Aussie model and model-turned-biologist Dr Amanda Taylor-Walsh has given birth to her first baby with an organic-dyesing gene, ABC News has learned.
The baby girl was born on Monday and was christened “A” by her father.
It is the culmination of more than a decade of research and development, with the family sharing their first photo with the world on social media.
“I love the babies and I want to share them with the rest of the world,” Dr Taylor-walsh said.
“We love the process of developing a child and when you get to know them you really feel like you’re helping them in some way.”
This is an incredibly exciting time for the family, we are excited to be able to share our family with the entire world.
“Dr Taylor-walks the streets of Brisbane with her son and daughter-in-law.”
When you grow up you grow out of your own environment, you learn to live in your environment, it’s very important to us to help people be healthy,” she said.
Dr Taylor says her work has helped people who were born with genetic disorders and other medical conditions.”
People with Down syndrome are a bit of a rarity and I think that is because they have such a hard time in their lives,” she explained.”
For example, they may have a disease that’s really hard to get over and they might not even know what it is.
“There’s a lot of challenges that they have, but they’re also able to be incredibly smart and I know that makes them incredibly special.”
That’s why it’s really important to me to see that they get a fair chance in life.”‘
You can’t really imagine what it would be like to have a baby without this gene’Dr Taylor said she had a number of patients come to her for advice on their genetic diseases.”

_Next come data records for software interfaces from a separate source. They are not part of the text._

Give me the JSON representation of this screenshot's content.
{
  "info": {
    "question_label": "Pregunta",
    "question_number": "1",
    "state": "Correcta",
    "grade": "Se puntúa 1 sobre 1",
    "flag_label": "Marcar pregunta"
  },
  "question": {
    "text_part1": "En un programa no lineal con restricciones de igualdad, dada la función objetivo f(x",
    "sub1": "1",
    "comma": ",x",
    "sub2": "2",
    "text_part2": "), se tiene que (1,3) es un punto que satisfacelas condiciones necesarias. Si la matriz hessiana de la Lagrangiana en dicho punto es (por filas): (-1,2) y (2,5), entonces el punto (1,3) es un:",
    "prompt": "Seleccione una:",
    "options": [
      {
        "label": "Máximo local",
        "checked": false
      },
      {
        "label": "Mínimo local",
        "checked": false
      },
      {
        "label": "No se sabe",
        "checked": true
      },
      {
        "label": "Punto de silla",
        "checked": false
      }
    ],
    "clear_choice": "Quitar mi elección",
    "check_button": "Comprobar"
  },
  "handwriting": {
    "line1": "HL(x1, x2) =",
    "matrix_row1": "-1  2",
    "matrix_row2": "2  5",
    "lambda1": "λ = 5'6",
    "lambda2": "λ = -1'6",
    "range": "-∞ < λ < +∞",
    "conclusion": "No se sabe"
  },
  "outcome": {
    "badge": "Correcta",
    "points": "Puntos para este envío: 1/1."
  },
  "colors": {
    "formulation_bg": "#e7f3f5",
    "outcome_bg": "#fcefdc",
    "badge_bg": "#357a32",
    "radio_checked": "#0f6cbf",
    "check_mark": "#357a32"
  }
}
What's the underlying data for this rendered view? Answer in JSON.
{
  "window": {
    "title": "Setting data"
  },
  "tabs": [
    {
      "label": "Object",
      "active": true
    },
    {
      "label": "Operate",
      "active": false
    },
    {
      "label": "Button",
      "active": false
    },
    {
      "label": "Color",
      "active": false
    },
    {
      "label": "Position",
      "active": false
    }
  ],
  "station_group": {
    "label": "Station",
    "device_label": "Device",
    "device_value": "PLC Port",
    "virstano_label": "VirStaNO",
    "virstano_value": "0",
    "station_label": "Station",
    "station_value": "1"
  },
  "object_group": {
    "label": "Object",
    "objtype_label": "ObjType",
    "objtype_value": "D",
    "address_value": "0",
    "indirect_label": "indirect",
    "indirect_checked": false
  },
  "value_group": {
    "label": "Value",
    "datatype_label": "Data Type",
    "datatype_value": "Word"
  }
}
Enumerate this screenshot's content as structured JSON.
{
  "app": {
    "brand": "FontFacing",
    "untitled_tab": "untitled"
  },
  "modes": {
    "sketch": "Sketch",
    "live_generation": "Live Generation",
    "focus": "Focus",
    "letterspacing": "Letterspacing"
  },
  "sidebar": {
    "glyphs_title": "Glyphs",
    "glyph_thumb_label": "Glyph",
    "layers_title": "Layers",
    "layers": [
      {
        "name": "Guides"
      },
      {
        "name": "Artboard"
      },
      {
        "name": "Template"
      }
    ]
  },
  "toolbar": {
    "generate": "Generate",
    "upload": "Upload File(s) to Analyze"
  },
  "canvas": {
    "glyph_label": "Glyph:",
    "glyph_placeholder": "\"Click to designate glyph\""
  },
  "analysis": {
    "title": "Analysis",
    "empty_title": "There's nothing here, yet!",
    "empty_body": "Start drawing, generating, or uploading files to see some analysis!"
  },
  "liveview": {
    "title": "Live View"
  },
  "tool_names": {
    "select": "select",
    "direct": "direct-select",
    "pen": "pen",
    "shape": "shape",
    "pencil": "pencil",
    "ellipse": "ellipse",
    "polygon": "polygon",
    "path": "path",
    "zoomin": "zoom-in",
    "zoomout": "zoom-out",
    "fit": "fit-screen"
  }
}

It’s a bit like when you have a child with a rare condition that you can’t imagine what life would be, what your life would look like without it,” she told ABC News.”
But you can imagine what that would be for them, how they’d be able, what they would be able look like, how their hair would look, their skin and their face and their body.
“Dr Dr Taylor’s work is supported by the Medical Research Council (MRC), Queensland Health and the University of Queensland.